EXERCISE:
Send back every line of the data exactly.

RECORDS PROVIDED:

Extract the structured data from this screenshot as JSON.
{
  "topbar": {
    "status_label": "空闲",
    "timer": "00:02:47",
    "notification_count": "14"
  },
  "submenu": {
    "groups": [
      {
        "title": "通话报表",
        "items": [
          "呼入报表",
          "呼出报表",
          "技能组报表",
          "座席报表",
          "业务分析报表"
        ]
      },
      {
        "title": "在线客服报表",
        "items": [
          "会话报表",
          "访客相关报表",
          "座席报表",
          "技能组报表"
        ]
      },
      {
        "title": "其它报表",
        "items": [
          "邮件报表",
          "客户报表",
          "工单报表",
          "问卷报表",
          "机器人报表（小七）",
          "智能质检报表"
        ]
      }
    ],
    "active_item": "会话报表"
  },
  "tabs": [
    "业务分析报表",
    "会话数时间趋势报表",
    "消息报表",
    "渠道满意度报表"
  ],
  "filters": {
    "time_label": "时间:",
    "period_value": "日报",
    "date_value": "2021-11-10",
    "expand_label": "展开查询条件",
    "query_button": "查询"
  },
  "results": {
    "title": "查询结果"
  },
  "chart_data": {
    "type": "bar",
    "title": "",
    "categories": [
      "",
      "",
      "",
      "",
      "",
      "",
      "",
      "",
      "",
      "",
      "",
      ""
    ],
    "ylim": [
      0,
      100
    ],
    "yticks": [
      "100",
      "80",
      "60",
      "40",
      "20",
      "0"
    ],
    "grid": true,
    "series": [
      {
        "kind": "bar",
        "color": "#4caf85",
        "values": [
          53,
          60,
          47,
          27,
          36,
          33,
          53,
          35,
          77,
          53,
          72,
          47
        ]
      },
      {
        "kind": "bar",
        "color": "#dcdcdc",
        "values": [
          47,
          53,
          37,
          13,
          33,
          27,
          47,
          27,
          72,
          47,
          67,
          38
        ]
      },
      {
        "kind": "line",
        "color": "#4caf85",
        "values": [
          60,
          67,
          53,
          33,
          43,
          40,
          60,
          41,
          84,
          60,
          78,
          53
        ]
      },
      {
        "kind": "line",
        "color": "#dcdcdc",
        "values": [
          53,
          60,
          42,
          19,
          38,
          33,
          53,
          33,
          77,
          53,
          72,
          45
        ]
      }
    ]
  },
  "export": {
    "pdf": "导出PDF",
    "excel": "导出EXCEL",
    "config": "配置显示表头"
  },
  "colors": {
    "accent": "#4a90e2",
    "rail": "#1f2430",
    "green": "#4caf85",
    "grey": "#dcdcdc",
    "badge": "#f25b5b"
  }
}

RESULT OF THIS EXERCISE:
Extract the structured data from this screenshot as JSON.
{
  "topbar": {
    "status_label": "空闲",
    "timer": "00:02:47",
    "notification_count": "14"
  },
  "submenu": {
    "groups": [
      {
        "title": "通话报表",
        "items": [
          "呼入报表",
          "呼出报表",
          "技能组报表",
          "座席报表",
          "业务分析报表"
        ]
      },
      {
        "title": "在线客服报表",
        "items": [
          "会话报表",
          "访客相关报表",
          "座席报表",
          "技能组报表"
        ]
      },
      {
        "title": "其它报表",
        "items": [
          "邮件报表",
          "客户报表",
          "工单报表",
          "问卷报表",
          "机器人报表（小七）",
          "智能质检报表"
        ]
      }
    ],
    "active_item": "会话报表"
  },
  "tabs": [
    "业务分析报表",
    "会话数时间趋势报表",
    "消息报表",
    "渠道满意度报表"
  ],
  "filters": {
    "time_label": "时间:",
    "period_value": "日报",
    "date_value": "2021-11-10",
    "expand_label": "展开查询条件",
    "query_button": "查询"
  },
  "results": {
    "title": "查询结果"
  },
  "chart_data": {
    "type": "bar",
    "title": "",
    "categories": [
      "",
      "",
      "",
      "",
      "",
      "",
      "",
      "",
      "",
      "",
      "",
      ""
    ],
    "ylim": [
      0,
      100
    ],
    "yticks": [
      "100",
      "80",
      "60",
      "40",
      "20",
      "0"
    ],
    "grid": true,
    "series": [
      {
        "kind": "bar",
        "color": "#4caf85",
        "values": [
          53,
          60,
          47,
          27,
          36,
          33,
          53,
          35,
          77,
          53,
          72,
          47
        ]
      },
      {
        "kind": "bar",
        "color": "#dcdcdc",
        "values": [
          47,
          53,
          37,
          13,
          33,
          27,
          47,
          27,
          72,
          47,
          67,
          38
        ]
      },
      {
        "kind": "line",
        "color": "#4caf85",
        "values": [
          60,
          67,
          53,
          33,
          43,
          40,
          60,
          41,
          84,
          60,
          78,
          53
        ]
      },
      {
        "kind": "line",
        "color": "#dcdcdc",
        "values": [
          53,
          60,
          42,
          19,
          38,
          33,
          53,
          33,
          77,
          53,
          72,
          45
        ]
      }
    ]
  },
  "export": {
    "pdf": "导出PDF",
    "excel": "导出EXCEL",
    "config": "配置显示表头"
  },
  "colors": {
    "accent": "#4a90e2",
    "rail": "#1f2430",
    "green": "#4caf85",
    "grey": "#dcdcdc",
    "badge": "#f25b5b"
  }
}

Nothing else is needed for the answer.